## What this task involves
Each and every line of the data must appear exactly as given.
:: Information given
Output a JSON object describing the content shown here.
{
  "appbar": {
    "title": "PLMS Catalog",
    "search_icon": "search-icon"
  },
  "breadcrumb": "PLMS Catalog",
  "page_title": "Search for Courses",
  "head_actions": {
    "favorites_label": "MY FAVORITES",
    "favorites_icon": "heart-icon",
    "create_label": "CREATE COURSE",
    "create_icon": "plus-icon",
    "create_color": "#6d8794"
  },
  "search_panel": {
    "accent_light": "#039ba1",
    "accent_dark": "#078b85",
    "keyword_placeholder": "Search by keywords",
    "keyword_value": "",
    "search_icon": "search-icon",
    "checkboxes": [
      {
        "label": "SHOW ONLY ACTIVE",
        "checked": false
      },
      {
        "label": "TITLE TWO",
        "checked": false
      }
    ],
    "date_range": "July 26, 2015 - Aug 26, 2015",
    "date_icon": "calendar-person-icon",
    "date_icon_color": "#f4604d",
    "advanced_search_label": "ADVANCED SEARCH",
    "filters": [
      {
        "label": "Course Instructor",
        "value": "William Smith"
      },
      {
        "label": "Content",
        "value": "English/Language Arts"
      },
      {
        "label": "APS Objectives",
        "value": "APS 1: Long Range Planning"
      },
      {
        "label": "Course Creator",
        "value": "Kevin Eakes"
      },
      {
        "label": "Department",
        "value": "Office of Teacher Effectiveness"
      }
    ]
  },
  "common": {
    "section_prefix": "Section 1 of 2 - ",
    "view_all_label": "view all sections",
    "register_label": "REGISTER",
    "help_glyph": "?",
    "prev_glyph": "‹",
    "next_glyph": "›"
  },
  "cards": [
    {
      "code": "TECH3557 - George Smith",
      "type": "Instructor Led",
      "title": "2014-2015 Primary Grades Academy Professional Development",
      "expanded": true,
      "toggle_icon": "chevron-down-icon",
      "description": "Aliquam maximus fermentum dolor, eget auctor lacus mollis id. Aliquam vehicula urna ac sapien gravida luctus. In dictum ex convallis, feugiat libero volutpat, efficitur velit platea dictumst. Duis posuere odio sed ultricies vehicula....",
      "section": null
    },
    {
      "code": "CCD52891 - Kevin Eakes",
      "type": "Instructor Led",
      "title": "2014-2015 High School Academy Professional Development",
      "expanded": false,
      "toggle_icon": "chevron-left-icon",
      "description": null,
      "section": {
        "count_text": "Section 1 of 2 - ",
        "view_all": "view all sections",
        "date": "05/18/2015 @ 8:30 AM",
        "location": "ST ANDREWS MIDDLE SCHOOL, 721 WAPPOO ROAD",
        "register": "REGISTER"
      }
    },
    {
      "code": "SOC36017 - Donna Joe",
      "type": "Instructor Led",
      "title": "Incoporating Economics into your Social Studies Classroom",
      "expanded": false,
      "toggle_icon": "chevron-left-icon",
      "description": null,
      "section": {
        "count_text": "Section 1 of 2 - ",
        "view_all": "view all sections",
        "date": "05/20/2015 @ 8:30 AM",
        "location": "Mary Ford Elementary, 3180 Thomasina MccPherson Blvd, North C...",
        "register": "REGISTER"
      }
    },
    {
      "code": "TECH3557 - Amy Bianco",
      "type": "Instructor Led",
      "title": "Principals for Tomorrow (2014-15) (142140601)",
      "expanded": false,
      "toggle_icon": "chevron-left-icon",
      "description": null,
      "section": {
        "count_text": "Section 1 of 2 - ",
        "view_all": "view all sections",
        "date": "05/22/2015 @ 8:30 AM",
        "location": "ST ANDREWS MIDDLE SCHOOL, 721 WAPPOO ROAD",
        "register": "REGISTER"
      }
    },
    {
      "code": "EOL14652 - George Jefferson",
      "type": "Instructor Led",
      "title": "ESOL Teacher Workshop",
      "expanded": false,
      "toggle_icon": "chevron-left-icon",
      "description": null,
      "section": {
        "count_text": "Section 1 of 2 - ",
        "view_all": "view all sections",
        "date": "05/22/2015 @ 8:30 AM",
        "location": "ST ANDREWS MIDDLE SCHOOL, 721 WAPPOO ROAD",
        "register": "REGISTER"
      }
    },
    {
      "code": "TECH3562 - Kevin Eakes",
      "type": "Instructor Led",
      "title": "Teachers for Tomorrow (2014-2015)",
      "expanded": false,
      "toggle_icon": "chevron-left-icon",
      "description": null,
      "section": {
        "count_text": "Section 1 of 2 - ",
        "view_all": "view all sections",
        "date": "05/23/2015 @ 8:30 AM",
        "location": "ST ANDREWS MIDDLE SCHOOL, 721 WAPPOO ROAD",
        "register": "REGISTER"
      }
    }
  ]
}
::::
## Answer to this problem
Output a JSON object describing the content shown here.
{
  "appbar": {
    "title": "PLMS Catalog",
    "search_icon": "search-icon"
  },
  "breadcrumb": "PLMS Catalog",
  "page_title": "Search for Courses",
  "head_actions": {
    "favorites_label": "MY FAVORITES",
    "favorites_icon": "heart-icon",
    "create_label": "CREATE COURSE",
    "create_icon": "plus-icon",
    "create_color": "#6d8794"
  },
  "search_panel": {
    "accent_light": "#039ba1",
    "accent_dark": "#078b85",
    "keyword_placeholder": "Search by keywords",
    "keyword_value": "",
    "search_icon": "search-icon",
    "checkboxes": [
      {
        "label": "SHOW ONLY ACTIVE",
        "checked": false
      },
      {
        "label": "TITLE TWO",
        "checked": false
      }
    ],
    "date_range": "July 26, 2015 - Aug 26, 2015",
    "date_icon": "calendar-person-icon",
    "date_icon_color": "#f4604d",
    "advanced_search_label": "ADVANCED SEARCH",
    "filters": [
      {
        "label": "Course Instructor",
        "value": "William Smith"
      },
      {
        "label": "Content",
        "value": "English/Language Arts"
      },
      {
        "label": "APS Objectives",
        "value": "APS 1: Long Range Planning"
      },
      {
        "label": "Course Creator",
        "value": "Kevin Eakes"
      },
      {
        "label": "Department",
        "value": "Office of Teacher Effectiveness"
      }
    ]
  },
  "common": {
    "section_prefix": "Section 1 of 2 - ",
    "view_all_label": "view all sections",
    "register_label": "REGISTER",
    "help_glyph": "?",
    "prev_glyph": "‹",
    "next_glyph": "›"
  },
  "cards": [
    {
      "code": "TECH3557 - George Smith",
      "type": "Instructor Led",
      "title": "2014-2015 Primary Grades Academy Professional Development",
      "expanded": true,
      "toggle_icon": "chevron-down-icon",
      "description": "Aliquam maximus fermentum dolor, eget auctor lacus mollis id. Aliquam vehicula urna ac sapien gravida luctus. In dictum ex convallis, feugiat libero volutpat, efficitur velit platea dictumst. Duis posuere odio sed ultricies vehicula....",
      "section": null
    },
    {
      "code": "CCD52891 - Kevin Eakes",
      "type": "Instructor Led",
      "title": "2014-2015 High School Academy Professional Development",
      "expanded": false,
      "toggle_icon": "chevron-left-icon",
      "description": null,
      "section": {
        "count_text": "Section 1 of 2 - ",
        "view_all": "view all sections",
        "date": "05/18/2015 @ 8:30 AM",
        "location": "ST ANDREWS MIDDLE SCHOOL, 721 WAPPOO ROAD",
        "register": "REGISTER"
      }
    },
    {
      "code": "SOC36017 - Donna Joe",
      "type": "Instructor Led",
      "title": "Incoporating Economics into your Social Studies Classroom",
      "expanded": false,
      "toggle_icon": "chevron-left-icon",
      "description": null,
      "section": {
        "count_text": "Section 1 of 2 - ",
        "view_all": "view all sections",
        "date": "05/20/2015 @ 8:30 AM",
        "location": "Mary Ford Elementary, 3180 Thomasina MccPherson Blvd, North C...",
        "register": "REGISTER"
      }
    },
    {
      "code": "TECH3557 - Amy Bianco",
      "type": "Instructor Led",
      "title": "Principals for Tomorrow (2014-15) (142140601)",
      "expanded": false,
      "toggle_icon": "chevron-left-icon",
      "description": null,
      "section": {
        "count_text": "Section 1 of 2 - ",
        "view_all": "view all sections",
        "date": "05/22/2015 @ 8:30 AM",
        "location": "ST ANDREWS MIDDLE SCHOOL, 721 WAPPOO ROAD",
        "register": "REGISTER"
      }
    },
    {
      "code": "EOL14652 - George Jefferson",
      "type": "Instructor Led",
      "title": "ESOL Teacher Workshop",
      "expanded": false,
      "toggle_icon": "chevron-left-icon",
      "description": null,
      "section": {
        "count_text": "Section 1 of 2 - ",
        "view_all": "view all sections",
        "date": "05/22/2015 @ 8:30 AM",
        "location": "ST ANDREWS MIDDLE SCHOOL, 721 WAPPOO ROAD",
        "register": "REGISTER"
      }
    },
    {
      "code": "TECH3562 - Kevin Eakes",
      "type": "Instructor Led",
      "title": "Teachers for Tomorrow (2014-2015)",
      "expanded": false,
      "toggle_icon": "chevron-left-icon",
      "description": null,
      "section": {
        "count_text": "Section 1 of 2 - ",
        "view_all": "view all sections",
        "date": "05/23/2015 @ 8:30 AM",
        "location": "ST ANDREWS MIDDLE SCHOOL, 721 WAPPOO ROAD",
        "register": "REGISTER"
      }
    }
  ]
}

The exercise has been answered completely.